Fantasy Baseball 2012 Projection: Is Cory Luebke a Regression Risk?

Eric StashinSenior Writer IMarch 25, 2012

SAN DIEGO, CA - SEPTEMBER 25: Starting pitcher Cory Luebke #52 of the San Diego Padres throws the ball  during the first inning of the game against the Los Angeles Dodgers at Petco Park on September 25, 2011 in San Diego, California. (Photo by Kent C. Horner/Getty Images)
Kent Horner/Getty Images

When the San Diego Padres dealt Mat Latos to Cincinnati, many may have thought that the fantasy appeal of Padre starting pitchers had more or less evaporated.  However, when you play in that stadium, there is always the potential to find value.  While the names aren’t sexy and wins may be tough to come by, there is one key name that you need to be aware of.

That would be Cory Luebke, who started as a reliever but ultimately thrived in the rotation:

5 Wins
100.2 Innings
3.31 ERA
1.09 WHIP
111 Strikeouts (9.92 K/9)
29 Walks (2.59 BB/9)
.276 BABIP

When you have good control and a tremendous strikeout rate and play in the comfy confines of Petco Park, the other numbers are bound to fall into place.  The real question, however, is whether what we saw from Luebke in the rotation was actually for real.

While he has always shown good control (2.11 BB/9 in his minor league career), he had posted a 7.54 K/9 over his minor league career.  So, how can we honestly expect him to maintain his lofty rate from 2011?

There is no specific answer to that question.  If he can maintain the unbelievable strikeout rate that he showed last season, the fact is that there is no reason to think that he can’t replicate last year’s numbers.  The peripherals are believable, including his BABIP and 75.6% strand rate.  In other words, with his control, he is going to excel once again if the strikeouts continue.

At 26 years old, maybe he simply just figured it out.  Maybe he finally had the right person in his ear, and the whole thing came together for him.  Is that something we can really count on, however? 

So far this spring he is certainly giving us support for that claim, with 16 K over 14.0 IP, though considering his minor league track record I would anticipate the K/9 falling.  It’s obvious that he has improved his play, but seeing that large of a jump is nearly impossible to imagine.

Just keep that in mind, though it doesn’t mean that the numbers are going to completely fall off a cliff either.  He still has the control.  He still should post a viable strikeout rate (even if it falls to around the 8.25-8.75 range).  He still pitchers in a great ballpark.  He also should improve on his line drive rate (22.4% in ’11).

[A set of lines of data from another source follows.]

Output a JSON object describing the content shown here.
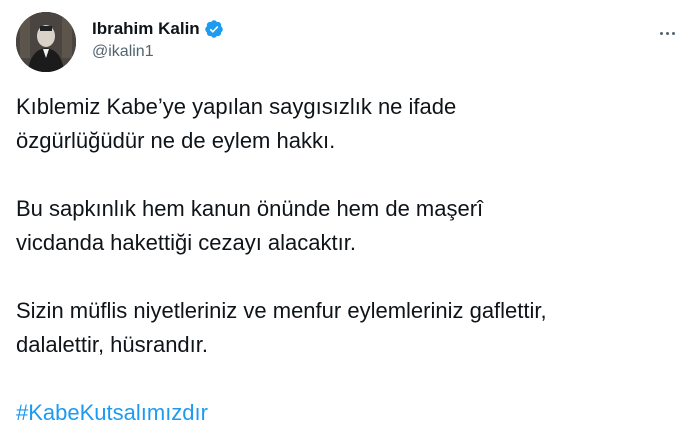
{
  "author": {
    "display_name": "Ibrahim Kalin",
    "handle": "@ikalin1",
    "verified_icon": "verified-badge-icon",
    "avatar_icon": "profile-avatar"
  },
  "more_icon": "more-horizontal-icon",
  "tweet": {
    "paragraphs": [
      [
        "Kıblemiz Kabe’ye yapılan saygısızlık ne ifade",
        "özgürlüğüdür ne de eylem hakkı."
      ],
      [
        "Bu sapkınlık hem kanun önünde hem de maşerî",
        "vicdanda hakettiği cezayı alacaktır."
      ],
      [
        "Sizin müflis niyetleriniz ve menfur eylemleriniz gaflettir,",
        "dalalettir, hüsrandır."
      ]
    ],
    "hashtag": "#KabeKutsalımızdır"
  },
  "colors": {
    "text": "#0f1419",
    "secondary": "#536471",
    "accent": "#1d9bf0"
  }
}
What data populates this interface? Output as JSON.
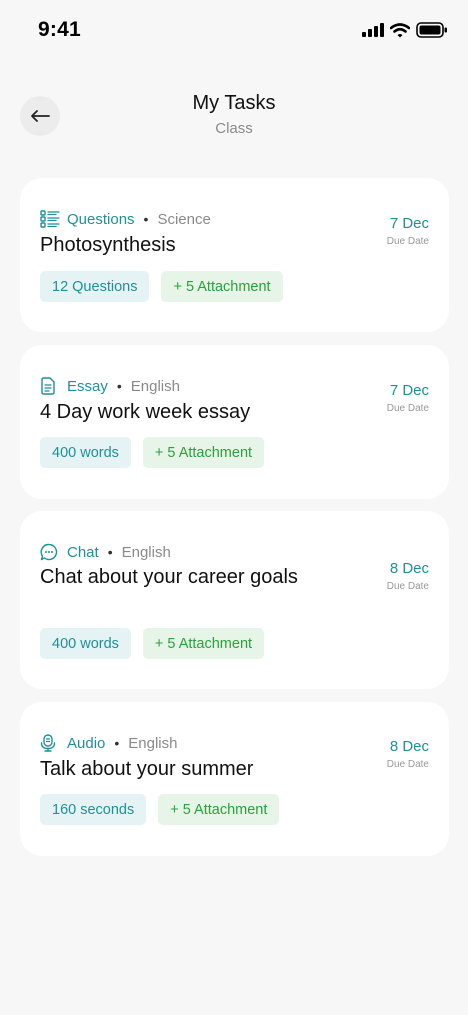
{
  "status_bar": {
    "time": "9:41"
  },
  "header": {
    "title": "My Tasks",
    "subtitle": "Class",
    "back_icon": "arrow-left-icon"
  },
  "colors": {
    "accent": "#1f8f99",
    "green": "#2aa13b",
    "muted": "#8a8a8a"
  },
  "tasks": [
    {
      "icon": "checklist-icon",
      "type": "Questions",
      "subject": "Science",
      "title": "Photosynthesis",
      "due_date": "7 Dec",
      "due_label": "Due Date",
      "count": "12 Questions",
      "attachments": "+ 5 Attachment"
    },
    {
      "icon": "document-icon",
      "type": "Essay",
      "subject": "English",
      "title": "4 Day work week essay",
      "due_date": "7 Dec",
      "due_label": "Due Date",
      "count": "400 words",
      "attachments": "+ 5 Attachment"
    },
    {
      "icon": "chat-bubble-icon",
      "type": "Chat",
      "subject": "English",
      "title": "Chat about your career goals",
      "due_date": "8 Dec",
      "due_label": "Due Date",
      "count": "400 words",
      "attachments": "+ 5 Attachment"
    },
    {
      "icon": "microphone-icon",
      "type": "Audio",
      "subject": "English",
      "title": "Talk about your summer",
      "due_date": "8 Dec",
      "due_label": "Due Date",
      "count": "160 seconds",
      "attachments": "+ 5 Attachment"
    }
  ]
}
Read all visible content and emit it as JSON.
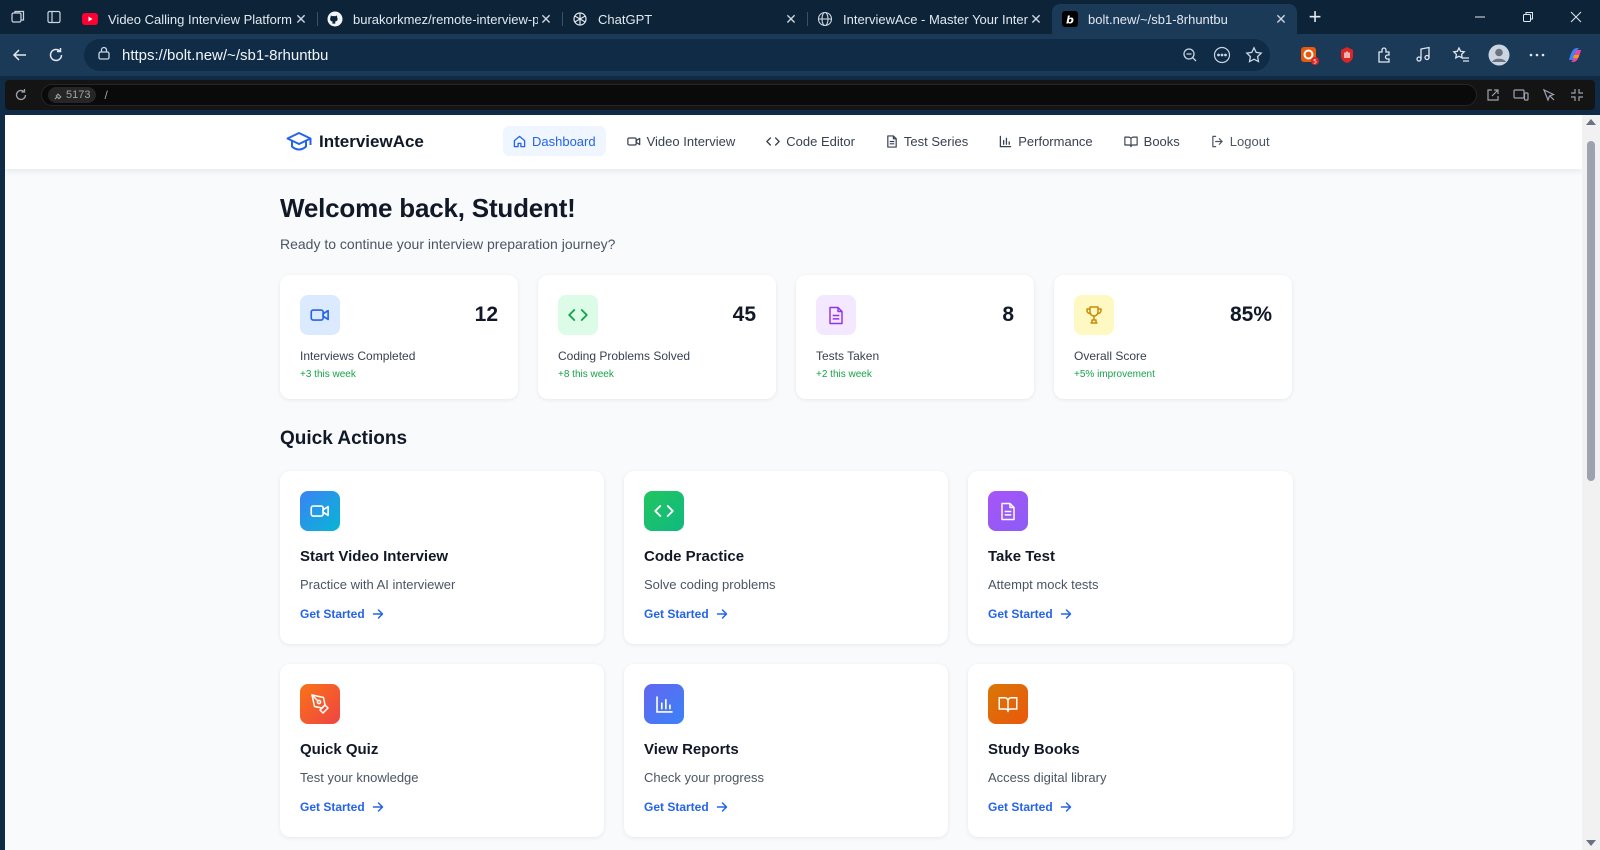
{
  "browser": {
    "tabs": [
      {
        "title": "Video Calling Interview Platform: I",
        "favicon": "youtube-icon",
        "active": false
      },
      {
        "title": "burakorkmez/remote-interview-p",
        "favicon": "github-icon",
        "active": false
      },
      {
        "title": "ChatGPT",
        "favicon": "chatgpt-icon",
        "active": false
      },
      {
        "title": "InterviewAce - Master Your Interv",
        "favicon": "globe-icon",
        "active": false
      },
      {
        "title": "bolt.new/~/sb1-8rhuntbu",
        "favicon": "bolt-icon",
        "active": true
      }
    ],
    "url": "https://bolt.new/~/sb1-8rhuntbu",
    "extension_badge": "5"
  },
  "preview": {
    "port": "5173",
    "path": "/"
  },
  "app": {
    "brand": "InterviewAce",
    "nav": [
      {
        "label": "Dashboard",
        "icon": "home-icon",
        "active": true
      },
      {
        "label": "Video Interview",
        "icon": "video-icon",
        "active": false
      },
      {
        "label": "Code Editor",
        "icon": "code-icon",
        "active": false
      },
      {
        "label": "Test Series",
        "icon": "file-text-icon",
        "active": false
      },
      {
        "label": "Performance",
        "icon": "bar-chart-icon",
        "active": false
      },
      {
        "label": "Books",
        "icon": "book-icon",
        "active": false
      },
      {
        "label": "Logout",
        "icon": "logout-icon",
        "active": false
      }
    ],
    "welcome": {
      "title": "Welcome back, Student!",
      "subtitle": "Ready to continue your interview preparation journey?"
    },
    "stats": [
      {
        "value": "12",
        "label": "Interviews Completed",
        "delta": "+3 this week",
        "icon": "video-icon",
        "bg": "#dbeafe",
        "color": "#2563eb"
      },
      {
        "value": "45",
        "label": "Coding Problems Solved",
        "delta": "+8 this week",
        "icon": "code-icon",
        "bg": "#dcfce7",
        "color": "#16a34a"
      },
      {
        "value": "8",
        "label": "Tests Taken",
        "delta": "+2 this week",
        "icon": "file-text-icon",
        "bg": "#f3e8ff",
        "color": "#9333ea"
      },
      {
        "value": "85%",
        "label": "Overall Score",
        "delta": "+5% improvement",
        "icon": "trophy-icon",
        "bg": "#fef9c3",
        "color": "#ca8a04"
      }
    ],
    "quick_actions_title": "Quick Actions",
    "actions": [
      {
        "title": "Start Video Interview",
        "desc": "Practice with AI interviewer",
        "cta": "Get Started",
        "icon": "video-icon",
        "gradient": [
          "#3b82f6",
          "#06b6d4"
        ]
      },
      {
        "title": "Code Practice",
        "desc": "Solve coding problems",
        "cta": "Get Started",
        "icon": "code-icon",
        "gradient": [
          "#22c55e",
          "#10b981"
        ]
      },
      {
        "title": "Take Test",
        "desc": "Attempt mock tests",
        "cta": "Get Started",
        "icon": "file-text-icon",
        "gradient": [
          "#a855f7",
          "#8b5cf6"
        ]
      },
      {
        "title": "Quick Quiz",
        "desc": "Test your knowledge",
        "cta": "Get Started",
        "icon": "pen-tool-icon",
        "gradient": [
          "#f97316",
          "#ef4444"
        ]
      },
      {
        "title": "View Reports",
        "desc": "Check your progress",
        "cta": "Get Started",
        "icon": "bar-chart-icon",
        "gradient": [
          "#6366f1",
          "#3b82f6"
        ]
      },
      {
        "title": "Study Books",
        "desc": "Access digital library",
        "cta": "Get Started",
        "icon": "book-icon",
        "gradient": [
          "#d97706",
          "#ea580c"
        ]
      }
    ],
    "colors": {
      "accent": "#2563eb",
      "success": "#16a34a"
    }
  }
}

However, with all that in mind, he’s still going to regress a little bit (most notably in the WHIP department).  Here are the numbers that I am projecting for the coming year:

180.0 IP, 12 W, 3.45 ERA, 1.18 WHIP, 172 K (8.60 K/9), 54 BB (2.70 BB/9)

He should remain a solid sleeper in all formats, but he’s not going to be quite the player he was in ’11.  Just remember that before reaching for him on draft day.

Make sure to check out all of our 2012 rankings: